_Your assignment_.
In the listing below, count the lines with "data" and report only the figure.

= = = =

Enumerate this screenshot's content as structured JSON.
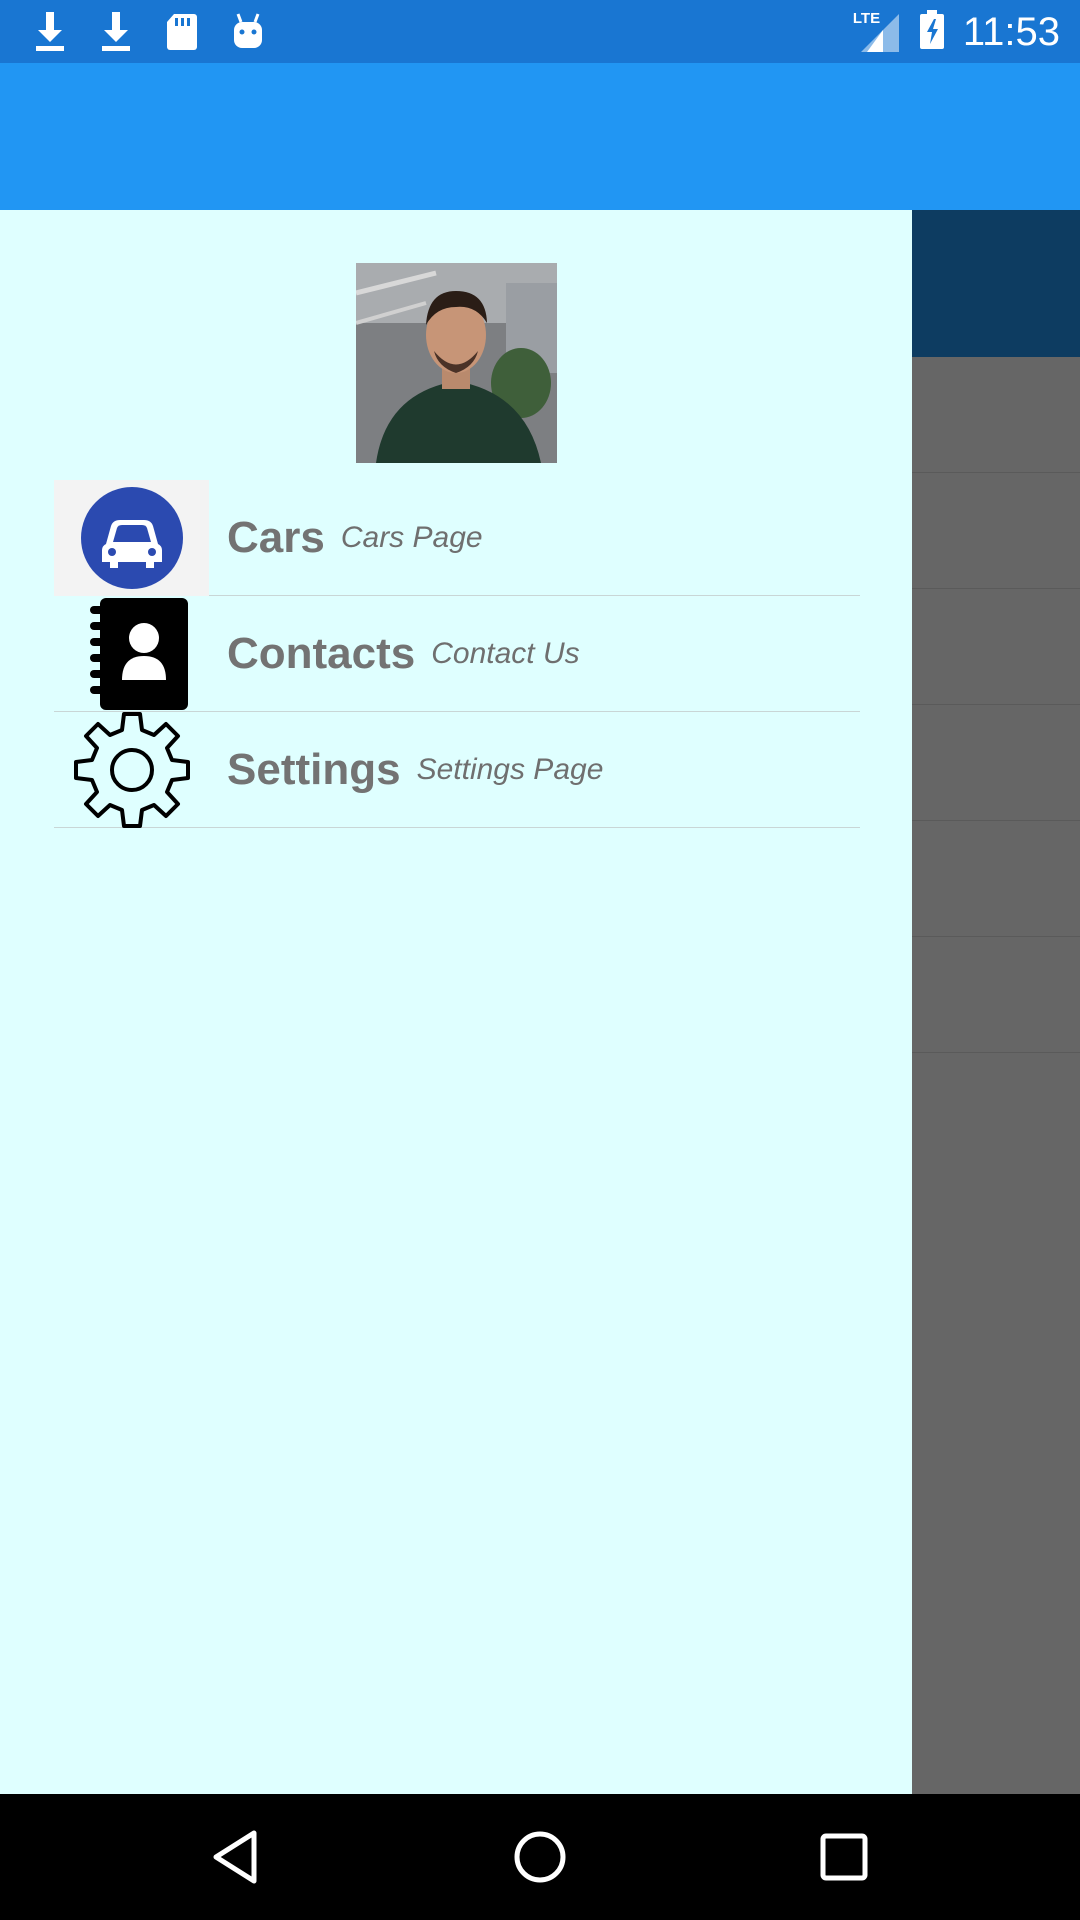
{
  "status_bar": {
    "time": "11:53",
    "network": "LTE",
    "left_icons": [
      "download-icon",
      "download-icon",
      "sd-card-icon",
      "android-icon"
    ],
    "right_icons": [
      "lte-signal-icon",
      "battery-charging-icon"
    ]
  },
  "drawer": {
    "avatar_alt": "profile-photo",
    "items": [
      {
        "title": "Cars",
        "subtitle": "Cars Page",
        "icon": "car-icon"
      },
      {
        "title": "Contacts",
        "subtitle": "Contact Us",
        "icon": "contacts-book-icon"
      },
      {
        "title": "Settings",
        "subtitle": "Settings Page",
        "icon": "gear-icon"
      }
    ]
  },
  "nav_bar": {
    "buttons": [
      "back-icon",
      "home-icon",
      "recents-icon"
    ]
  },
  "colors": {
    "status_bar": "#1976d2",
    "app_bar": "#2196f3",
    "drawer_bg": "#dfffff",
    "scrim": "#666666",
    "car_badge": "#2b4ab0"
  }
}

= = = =

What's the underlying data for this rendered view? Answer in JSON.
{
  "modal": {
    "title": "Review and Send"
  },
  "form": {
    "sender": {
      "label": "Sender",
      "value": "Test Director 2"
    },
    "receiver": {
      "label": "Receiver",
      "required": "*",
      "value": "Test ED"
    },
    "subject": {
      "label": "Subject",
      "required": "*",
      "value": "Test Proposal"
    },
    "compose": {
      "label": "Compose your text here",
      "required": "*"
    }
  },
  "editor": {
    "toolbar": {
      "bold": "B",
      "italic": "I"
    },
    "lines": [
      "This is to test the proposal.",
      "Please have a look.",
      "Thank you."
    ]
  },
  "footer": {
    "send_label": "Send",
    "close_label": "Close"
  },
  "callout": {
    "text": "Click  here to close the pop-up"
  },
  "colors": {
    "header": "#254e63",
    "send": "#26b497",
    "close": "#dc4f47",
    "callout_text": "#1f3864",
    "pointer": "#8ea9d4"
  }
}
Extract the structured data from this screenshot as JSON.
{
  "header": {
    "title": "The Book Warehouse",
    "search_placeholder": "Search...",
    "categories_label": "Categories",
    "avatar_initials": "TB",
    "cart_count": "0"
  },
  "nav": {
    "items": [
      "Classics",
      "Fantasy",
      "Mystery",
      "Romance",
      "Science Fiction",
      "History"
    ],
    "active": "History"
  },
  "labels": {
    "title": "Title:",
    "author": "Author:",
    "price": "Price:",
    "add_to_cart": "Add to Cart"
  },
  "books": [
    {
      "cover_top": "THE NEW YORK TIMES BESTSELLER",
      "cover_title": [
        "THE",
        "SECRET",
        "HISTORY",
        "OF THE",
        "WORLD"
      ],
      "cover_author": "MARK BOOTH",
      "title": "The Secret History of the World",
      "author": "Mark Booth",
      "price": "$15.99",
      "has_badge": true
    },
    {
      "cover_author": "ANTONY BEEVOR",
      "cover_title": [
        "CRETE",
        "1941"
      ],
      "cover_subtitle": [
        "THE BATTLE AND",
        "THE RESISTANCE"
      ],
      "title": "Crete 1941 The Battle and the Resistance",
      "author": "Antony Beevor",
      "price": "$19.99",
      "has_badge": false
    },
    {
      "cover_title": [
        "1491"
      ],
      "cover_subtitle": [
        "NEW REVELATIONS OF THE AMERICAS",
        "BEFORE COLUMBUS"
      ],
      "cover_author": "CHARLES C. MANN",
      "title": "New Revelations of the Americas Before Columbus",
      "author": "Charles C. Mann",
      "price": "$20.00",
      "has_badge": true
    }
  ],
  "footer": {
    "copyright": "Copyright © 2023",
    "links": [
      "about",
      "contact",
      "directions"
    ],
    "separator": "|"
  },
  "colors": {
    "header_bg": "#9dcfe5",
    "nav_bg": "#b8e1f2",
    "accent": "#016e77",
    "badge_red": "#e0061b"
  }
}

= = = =

_Result of this exercise_.
2